### The records
--- --- ---
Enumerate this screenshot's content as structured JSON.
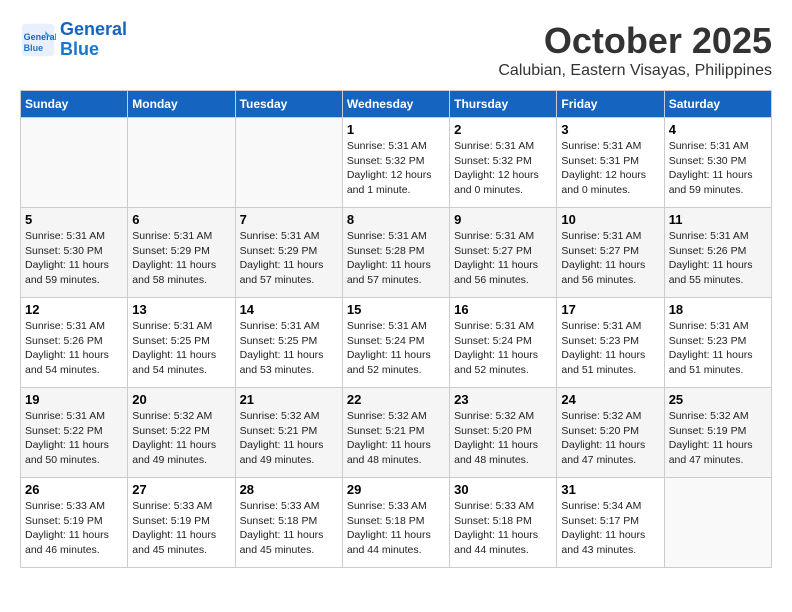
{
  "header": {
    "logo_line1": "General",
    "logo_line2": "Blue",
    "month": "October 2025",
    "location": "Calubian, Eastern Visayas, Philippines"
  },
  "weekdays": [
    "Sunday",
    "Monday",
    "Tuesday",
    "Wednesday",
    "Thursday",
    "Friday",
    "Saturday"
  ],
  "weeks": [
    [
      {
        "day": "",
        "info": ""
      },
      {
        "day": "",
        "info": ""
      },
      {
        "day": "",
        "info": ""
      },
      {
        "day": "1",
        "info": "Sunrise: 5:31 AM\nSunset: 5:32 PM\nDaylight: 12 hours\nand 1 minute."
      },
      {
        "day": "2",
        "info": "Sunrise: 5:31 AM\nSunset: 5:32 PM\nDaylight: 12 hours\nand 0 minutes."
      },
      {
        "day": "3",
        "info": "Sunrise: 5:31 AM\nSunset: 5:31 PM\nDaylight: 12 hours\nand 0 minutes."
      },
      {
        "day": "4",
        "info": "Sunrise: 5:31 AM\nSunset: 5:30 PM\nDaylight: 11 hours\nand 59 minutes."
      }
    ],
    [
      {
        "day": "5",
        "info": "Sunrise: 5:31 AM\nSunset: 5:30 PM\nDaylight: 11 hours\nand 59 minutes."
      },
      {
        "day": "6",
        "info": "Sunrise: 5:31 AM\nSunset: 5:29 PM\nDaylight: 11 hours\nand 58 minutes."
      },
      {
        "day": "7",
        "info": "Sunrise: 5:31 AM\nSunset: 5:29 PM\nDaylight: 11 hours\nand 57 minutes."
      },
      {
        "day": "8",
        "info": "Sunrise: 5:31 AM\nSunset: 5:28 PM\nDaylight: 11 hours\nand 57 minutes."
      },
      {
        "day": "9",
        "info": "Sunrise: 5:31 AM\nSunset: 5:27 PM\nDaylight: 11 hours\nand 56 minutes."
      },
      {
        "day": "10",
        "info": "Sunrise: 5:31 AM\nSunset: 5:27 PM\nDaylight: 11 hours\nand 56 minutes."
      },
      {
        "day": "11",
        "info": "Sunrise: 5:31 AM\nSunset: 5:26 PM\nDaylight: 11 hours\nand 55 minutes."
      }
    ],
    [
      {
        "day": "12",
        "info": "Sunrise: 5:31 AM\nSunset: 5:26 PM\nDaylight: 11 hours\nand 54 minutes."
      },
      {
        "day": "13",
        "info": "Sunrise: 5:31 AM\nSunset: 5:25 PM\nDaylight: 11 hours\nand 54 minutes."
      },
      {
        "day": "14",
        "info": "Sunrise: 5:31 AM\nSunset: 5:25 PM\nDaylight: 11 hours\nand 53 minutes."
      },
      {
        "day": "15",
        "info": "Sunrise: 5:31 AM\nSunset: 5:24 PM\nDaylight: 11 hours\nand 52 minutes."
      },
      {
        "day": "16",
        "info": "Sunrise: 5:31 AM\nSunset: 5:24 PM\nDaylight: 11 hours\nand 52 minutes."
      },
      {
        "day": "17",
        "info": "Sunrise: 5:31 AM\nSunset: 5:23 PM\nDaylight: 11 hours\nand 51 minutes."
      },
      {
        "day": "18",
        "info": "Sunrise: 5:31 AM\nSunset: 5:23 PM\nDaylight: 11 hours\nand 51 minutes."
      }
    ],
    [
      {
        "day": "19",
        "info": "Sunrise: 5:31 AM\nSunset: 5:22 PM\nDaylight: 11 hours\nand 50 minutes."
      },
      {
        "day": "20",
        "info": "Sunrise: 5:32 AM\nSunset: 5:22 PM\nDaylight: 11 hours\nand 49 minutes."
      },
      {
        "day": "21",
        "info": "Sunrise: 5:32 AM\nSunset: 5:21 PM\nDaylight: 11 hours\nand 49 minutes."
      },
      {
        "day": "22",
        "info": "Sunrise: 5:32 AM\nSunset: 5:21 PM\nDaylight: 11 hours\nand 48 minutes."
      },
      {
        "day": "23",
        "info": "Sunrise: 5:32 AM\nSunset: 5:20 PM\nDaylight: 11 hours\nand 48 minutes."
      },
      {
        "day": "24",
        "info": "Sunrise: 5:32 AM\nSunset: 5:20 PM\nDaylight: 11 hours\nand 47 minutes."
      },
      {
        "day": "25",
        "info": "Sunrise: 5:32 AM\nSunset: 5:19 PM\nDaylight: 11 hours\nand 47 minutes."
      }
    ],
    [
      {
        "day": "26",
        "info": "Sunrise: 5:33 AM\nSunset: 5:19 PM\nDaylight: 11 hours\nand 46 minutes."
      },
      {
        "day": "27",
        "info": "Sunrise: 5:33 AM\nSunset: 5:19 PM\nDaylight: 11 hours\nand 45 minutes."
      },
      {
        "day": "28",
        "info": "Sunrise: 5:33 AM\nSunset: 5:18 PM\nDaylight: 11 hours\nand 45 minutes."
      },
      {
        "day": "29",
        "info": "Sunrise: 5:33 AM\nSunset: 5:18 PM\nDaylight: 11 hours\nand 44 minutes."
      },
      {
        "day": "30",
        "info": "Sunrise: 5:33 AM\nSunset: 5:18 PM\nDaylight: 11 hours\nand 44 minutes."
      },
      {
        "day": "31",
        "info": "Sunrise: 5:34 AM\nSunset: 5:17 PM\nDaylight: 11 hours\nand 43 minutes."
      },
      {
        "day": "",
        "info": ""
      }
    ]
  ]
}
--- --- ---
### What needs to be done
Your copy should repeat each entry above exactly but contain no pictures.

### Exercise response
Enumerate this screenshot's content as structured JSON.
{
  "header": {
    "logo_line1": "General",
    "logo_line2": "Blue",
    "month": "October 2025",
    "location": "Calubian, Eastern Visayas, Philippines"
  },
  "weekdays": [
    "Sunday",
    "Monday",
    "Tuesday",
    "Wednesday",
    "Thursday",
    "Friday",
    "Saturday"
  ],
  "weeks": [
    [
      {
        "day": "",
        "info": ""
      },
      {
        "day": "",
        "info": ""
      },
      {
        "day": "",
        "info": ""
      },
      {
        "day": "1",
        "info": "Sunrise: 5:31 AM\nSunset: 5:32 PM\nDaylight: 12 hours\nand 1 minute."
      },
      {
        "day": "2",
        "info": "Sunrise: 5:31 AM\nSunset: 5:32 PM\nDaylight: 12 hours\nand 0 minutes."
      },
      {
        "day": "3",
        "info": "Sunrise: 5:31 AM\nSunset: 5:31 PM\nDaylight: 12 hours\nand 0 minutes."
      },
      {
        "day": "4",
        "info": "Sunrise: 5:31 AM\nSunset: 5:30 PM\nDaylight: 11 hours\nand 59 minutes."
      }
    ],
    [
      {
        "day": "5",
        "info": "Sunrise: 5:31 AM\nSunset: 5:30 PM\nDaylight: 11 hours\nand 59 minutes."
      },
      {
        "day": "6",
        "info": "Sunrise: 5:31 AM\nSunset: 5:29 PM\nDaylight: 11 hours\nand 58 minutes."
      },
      {
        "day": "7",
        "info": "Sunrise: 5:31 AM\nSunset: 5:29 PM\nDaylight: 11 hours\nand 57 minutes."
      },
      {
        "day": "8",
        "info": "Sunrise: 5:31 AM\nSunset: 5:28 PM\nDaylight: 11 hours\nand 57 minutes."
      },
      {
        "day": "9",
        "info": "Sunrise: 5:31 AM\nSunset: 5:27 PM\nDaylight: 11 hours\nand 56 minutes."
      },
      {
        "day": "10",
        "info": "Sunrise: 5:31 AM\nSunset: 5:27 PM\nDaylight: 11 hours\nand 56 minutes."
      },
      {
        "day": "11",
        "info": "Sunrise: 5:31 AM\nSunset: 5:26 PM\nDaylight: 11 hours\nand 55 minutes."
      }
    ],
    [
      {
        "day": "12",
        "info": "Sunrise: 5:31 AM\nSunset: 5:26 PM\nDaylight: 11 hours\nand 54 minutes."
      },
      {
        "day": "13",
        "info": "Sunrise: 5:31 AM\nSunset: 5:25 PM\nDaylight: 11 hours\nand 54 minutes."
      },
      {
        "day": "14",
        "info": "Sunrise: 5:31 AM\nSunset: 5:25 PM\nDaylight: 11 hours\nand 53 minutes."
      },
      {
        "day": "15",
        "info": "Sunrise: 5:31 AM\nSunset: 5:24 PM\nDaylight: 11 hours\nand 52 minutes."
      },
      {
        "day": "16",
        "info": "Sunrise: 5:31 AM\nSunset: 5:24 PM\nDaylight: 11 hours\nand 52 minutes."
      },
      {
        "day": "17",
        "info": "Sunrise: 5:31 AM\nSunset: 5:23 PM\nDaylight: 11 hours\nand 51 minutes."
      },
      {
        "day": "18",
        "info": "Sunrise: 5:31 AM\nSunset: 5:23 PM\nDaylight: 11 hours\nand 51 minutes."
      }
    ],
    [
      {
        "day": "19",
        "info": "Sunrise: 5:31 AM\nSunset: 5:22 PM\nDaylight: 11 hours\nand 50 minutes."
      },
      {
        "day": "20",
        "info": "Sunrise: 5:32 AM\nSunset: 5:22 PM\nDaylight: 11 hours\nand 49 minutes."
      },
      {
        "day": "21",
        "info": "Sunrise: 5:32 AM\nSunset: 5:21 PM\nDaylight: 11 hours\nand 49 minutes."
      },
      {
        "day": "22",
        "info": "Sunrise: 5:32 AM\nSunset: 5:21 PM\nDaylight: 11 hours\nand 48 minutes."
      },
      {
        "day": "23",
        "info": "Sunrise: 5:32 AM\nSunset: 5:20 PM\nDaylight: 11 hours\nand 48 minutes."
      },
      {
        "day": "24",
        "info": "Sunrise: 5:32 AM\nSunset: 5:20 PM\nDaylight: 11 hours\nand 47 minutes."
      },
      {
        "day": "25",
        "info": "Sunrise: 5:32 AM\nSunset: 5:19 PM\nDaylight: 11 hours\nand 47 minutes."
      }
    ],
    [
      {
        "day": "26",
        "info": "Sunrise: 5:33 AM\nSunset: 5:19 PM\nDaylight: 11 hours\nand 46 minutes."
      },
      {
        "day": "27",
        "info": "Sunrise: 5:33 AM\nSunset: 5:19 PM\nDaylight: 11 hours\nand 45 minutes."
      },
      {
        "day": "28",
        "info": "Sunrise: 5:33 AM\nSunset: 5:18 PM\nDaylight: 11 hours\nand 45 minutes."
      },
      {
        "day": "29",
        "info": "Sunrise: 5:33 AM\nSunset: 5:18 PM\nDaylight: 11 hours\nand 44 minutes."
      },
      {
        "day": "30",
        "info": "Sunrise: 5:33 AM\nSunset: 5:18 PM\nDaylight: 11 hours\nand 44 minutes."
      },
      {
        "day": "31",
        "info": "Sunrise: 5:34 AM\nSunset: 5:17 PM\nDaylight: 11 hours\nand 43 minutes."
      },
      {
        "day": "",
        "info": ""
      }
    ]
  ]
}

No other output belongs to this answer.